Playlist It Up - Set The Mood

Very rarely do I write in silence if I’m in the comfort of my own home. I queue up music without lyrics that fits the mood of the scene, environment, character, or world I’m working on at the time.

Movie and Game soundtracks dominate these playlists.

Note To Self: The Baroque Era Is Over

My default writing style is Baroque - which is to say, excessively wordy for no apparent or inherent reason, other than to satisfy my own need to ensure any interpretation on the part of the reader is effectively supported on all sides by enough description to ensure the point I’m attempting to make survives the journey from my mind to their eyes.

The previous sentence is a perfect example of Baroque writing.

I still have to remind myself to counter this. I mentally prepare to catch it as I write it. When I glance back at a sentence I ask myself: “What can be removed to complete this?”

Here is a made-up-on-the-spot example:

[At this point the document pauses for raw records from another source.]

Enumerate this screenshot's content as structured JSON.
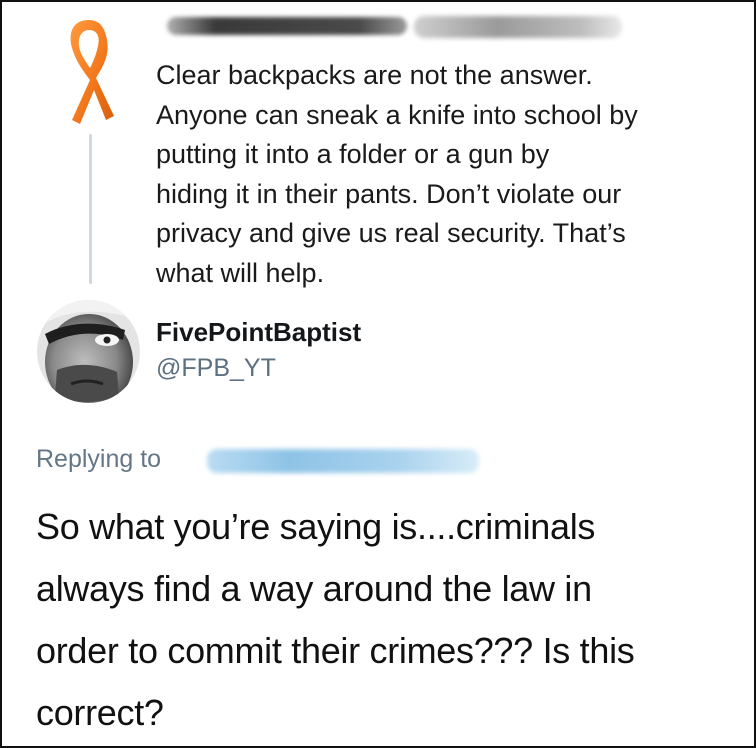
{
  "parent_tweet": {
    "text": "Clear backpacks are not the answer.\nAnyone can sneak a knife into school by\nputting it into a folder or a gun by\nhiding it in their pants. Don’t violate our\nprivacy and give us real security. That’s\nwhat will help.",
    "avatar_icon": "orange-awareness-ribbon-icon",
    "ribbon_color": "#f47b20"
  },
  "reply_tweet": {
    "display_name": "FivePointBaptist",
    "handle": "@FPB_YT",
    "replying_to_label": "Replying to",
    "text": "So what you’re saying is....criminals\nalways find a way around the law in\norder to commit their crimes??? Is this\ncorrect?",
    "avatar_icon": "user-avatar-photo-icon"
  },
  "colors": {
    "handle": "#5b7083",
    "link_redaction": "#9ecbe8"
  }
}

She sprang to her feet, hands balled into fists, eyes darting wildly left and right as she sought the poor soul that would become the target of her righteous anger and suffer the heat of her burning fury.

That sentence is ridiculous! A brief bit of analysis suggests that it should at least be more than one sentence. Perhaps I should even cut some of it. It’s rather silly, after all.

So, I rework it:

She sprang to her feet, balling her hands in tight fists. Her eyes darted back and forth. Someone here would pay. Someone would burn in the heat of her fury!

This could still use more work, but I’ve taken a single sentence than is 38 words long and created four sentences with the longest running wordcount clocking in at 11. This is much easier on a reader’s eyes.

Some folk like Baroque writing styles. It all comes down to intended tone, subject matter, and target audience. If I’m writing a story about the composer Bach, from the perspective of a contemporary of his who studied under him, a Baroque style may well fit the tone.